Finding and Managing Literature
Scientists have to gather, read, and keep track of a huge range of
papers and source materials. Here I have gathered a few resources and
ideas for managing this without losing complete control.
Searching for Citations
There are a lot of databases out there for searching, more all the time.
We have a number of excellent ones available through the University of Utah
libraries and here are some pointers to my favorites.
The new policy from NIH on public access to publications will also
change the landscape as more and more papers start to populate the
General Search Sites
Note: please send me links to publicly accessible
literature databases in the areas of engineering and for conference
proceedings. Pubmed and Medline have the medical world covered very well
but Engineering is missing such a reference.
Journal Search Sites
Lots of journals now let you search and even download articles, a
wonderful way to avoid a trip to the library.
While we have access to many journals through the library (thank you,
University of Utah!) and PubMed Central (thank you, NIH) there are times
when we need additional resources. For this, we have ILLIAD. Here are the
steps to getting an article from this system.
- To do this, go to the ILLIAD website
- Login or click the First User link to set up an account.
- On the left is a menu bar, select the "Article" option under the
"New Request" Heading Fill in the required info about the article and
- Within a few days, they will send it to you. NOTE: You can only
request 10 per day and they will reject it if you can find it by some
other (free) means, so make sure that it isn't available over PubMed or
IEEE or google scholar. (I've also been rejected on one published by KIT
in a german journal).
Done stupidly, managing a literature database can be as much fun as
visiting the endodontist, but there are smarter ways to go. Use them and
your visit to the dentist becomes a chat with the nice lady who cleans your
Some sensible ways to manage references are:
- Mendeley, a free resource
with growing support.
- Zotero, it was a plug-in for
Firefox and not it is a standalone app that provides a complete
reference management system that saves the database in a central
site, accessible online. It is free!
- Papers3 (or version
3 of Papers) for both Mac OSX and Windows. This project manages the

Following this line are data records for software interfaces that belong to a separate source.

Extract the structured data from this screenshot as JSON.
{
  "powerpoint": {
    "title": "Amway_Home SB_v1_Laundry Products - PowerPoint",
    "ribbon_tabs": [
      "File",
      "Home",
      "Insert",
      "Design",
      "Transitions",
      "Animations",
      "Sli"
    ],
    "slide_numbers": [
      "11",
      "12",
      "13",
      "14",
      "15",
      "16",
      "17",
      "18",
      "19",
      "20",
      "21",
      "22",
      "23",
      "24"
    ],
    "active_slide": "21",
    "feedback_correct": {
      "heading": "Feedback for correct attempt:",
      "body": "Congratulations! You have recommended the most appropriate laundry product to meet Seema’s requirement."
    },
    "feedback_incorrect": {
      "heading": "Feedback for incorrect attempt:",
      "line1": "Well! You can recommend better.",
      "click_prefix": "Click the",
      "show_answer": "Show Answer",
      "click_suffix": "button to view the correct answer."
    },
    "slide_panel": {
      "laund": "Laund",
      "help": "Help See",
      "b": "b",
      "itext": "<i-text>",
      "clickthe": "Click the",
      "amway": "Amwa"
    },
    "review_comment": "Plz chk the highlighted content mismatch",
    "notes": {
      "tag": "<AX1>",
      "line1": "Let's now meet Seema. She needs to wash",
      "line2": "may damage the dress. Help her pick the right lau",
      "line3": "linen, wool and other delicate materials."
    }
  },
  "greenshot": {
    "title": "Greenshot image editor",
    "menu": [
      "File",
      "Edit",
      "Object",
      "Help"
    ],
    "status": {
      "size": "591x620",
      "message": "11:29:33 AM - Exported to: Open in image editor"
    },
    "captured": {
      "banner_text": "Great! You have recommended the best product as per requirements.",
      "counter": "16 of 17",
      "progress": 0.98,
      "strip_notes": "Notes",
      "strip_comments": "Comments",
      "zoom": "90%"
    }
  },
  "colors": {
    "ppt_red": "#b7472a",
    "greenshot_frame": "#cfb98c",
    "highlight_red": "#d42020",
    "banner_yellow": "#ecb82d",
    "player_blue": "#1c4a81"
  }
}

pdf files we collect more and more often instead of paper. It is
very solid, has some nice search tools built into the app, and with
some clever use of Dropbox, it can sync across computers and IOS
devices. Inidividual licenses are $79.
- EndNote, a pretty nice and
very widely used commercial product for Macs and PCs. It fails
miserably when documents and databses get large but for small
projects, it is fine. At $250 (there are some educational
discounts), this is the most expensive of the tools.
- RefWorks, a new application for
managing references that is web based and hence accessible from any
computer on the network. Costs about $100 per year.
Sente for Mac, another entry in this ever busier market of tools
for managing references. THere is a free version with space for 100
refernces, i.e., useful only for testing and Academic individual
license is $60.
- BibTex , my clear
favorite. It is not a full featured tool like those above but a
simple text file database that interacts with LaTeX. In fact, many of
the products listed above will generate output in BibTex format.
- Parsing downloads from PubMed One
example of a tool to convert references into BibTex format is this
program I wrote in awk that will take the output of literature
PubMed Medline and convert them.
- Using EndNote together with BibTex
a utilty to searching PubMed and returning BibTex formatted hits. I
have no firsthand experience with this one.
- Overleaf blog for Edifix,
which is a web based service for converting plain text bibliograpy to
Guidelines for Authors
Here are pointers to the guidelines that we use when submitting papers to
Last modified: Sat Feb 4 13:40:15 MST 2017